NEW YORK, NY.-
The 500 Years: Decorative Arts Europe including carpets from the Corcoran Gallery of Art sale realized $7,328,713/£4,441,644/ 4,918,599 and was sold 75% by lot and 82% by value.
Stefan Kist, Christie's

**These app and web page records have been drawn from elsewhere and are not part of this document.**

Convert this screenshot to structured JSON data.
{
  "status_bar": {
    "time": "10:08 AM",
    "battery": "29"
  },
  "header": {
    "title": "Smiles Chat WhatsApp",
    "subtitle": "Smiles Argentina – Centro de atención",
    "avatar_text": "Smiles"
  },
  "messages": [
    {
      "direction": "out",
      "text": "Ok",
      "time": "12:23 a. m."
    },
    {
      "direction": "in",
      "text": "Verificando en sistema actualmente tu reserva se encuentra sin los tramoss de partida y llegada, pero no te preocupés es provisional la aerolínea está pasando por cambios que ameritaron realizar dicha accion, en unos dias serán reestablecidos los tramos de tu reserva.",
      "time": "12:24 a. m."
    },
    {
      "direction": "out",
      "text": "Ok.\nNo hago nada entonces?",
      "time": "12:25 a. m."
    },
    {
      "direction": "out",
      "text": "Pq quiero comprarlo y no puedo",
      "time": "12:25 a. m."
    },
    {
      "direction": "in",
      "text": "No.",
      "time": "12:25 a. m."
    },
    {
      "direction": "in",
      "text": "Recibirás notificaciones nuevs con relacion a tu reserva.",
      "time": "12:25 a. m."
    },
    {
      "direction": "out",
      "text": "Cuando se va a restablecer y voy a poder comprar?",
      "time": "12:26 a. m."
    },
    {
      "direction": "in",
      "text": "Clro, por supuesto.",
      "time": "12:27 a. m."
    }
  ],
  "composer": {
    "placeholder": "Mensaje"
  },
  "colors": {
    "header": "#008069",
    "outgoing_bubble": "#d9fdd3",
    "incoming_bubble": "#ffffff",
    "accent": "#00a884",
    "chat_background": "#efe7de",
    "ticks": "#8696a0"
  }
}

New York, Director of European Decorative Arts said: Todays inaugural sale of 500 Years: Decorative Arts Europe, which combined European and English furniture, ceramics, works of art, tapestries and sculptures including Oriental carpets from the 15th to the 19th centuries, achieved outstanding results in every category. Our clients responded enthusiastically to this new sale format, and both the view and saleroom showed a markedly increased interest in this field. The most sought after examples of superb quality and excellent provenance generated competitive bidding with many lots realizing prices in excess of their estimates. The extreme rarity of the carpets from the Corcoran Gallery of Art ensured that there was international interest from dealers and private buyers achieving results beyond expectations. Encouraging estimates brought new and established buyers into the saleroom and delivered great results, such as the Chinese export lacquer bureau cabinet and the pair of Italian gilt and patinated bronze and verde antico marble jardinières, as well as the Meissen porcelain mating doves, which sold for $60,000. We are looking forward to the next sales in London and Paris in December as well as our next sale in New York in April 2010, which will follow the same format.
Jan David Winitz, founder/president of Claremont Rug Company
said, "As we saw last month at the Sotheby's sale, art-level Oriental rugs are realizing significant prices, with pieces in the Christie's sale consistently selling above their estimates, often 2-3 times over the high range prediction.
"I also noted that while many were historical rugs from the 17th century that collectible 19th century carpets also confirmed recent trends, selling at more than twice the high estimates.
"At the Gallery we are seeing an enormous interest in the best 19th century rugs from our connoisseur-level clients who are increasingly purchasing pieces to hang as 'wall art.' At the same time, we have been receiving inquiries from around the world from collectors of other traditional art (paintings, sculpture and furniture) who are enthusiastic to enter the rug mileu.
"These two auctions substantiate what we have been telling our clients for the past decade. My conversations with collectors increasingly involve discussions of creating rug cellars and building of private inventories."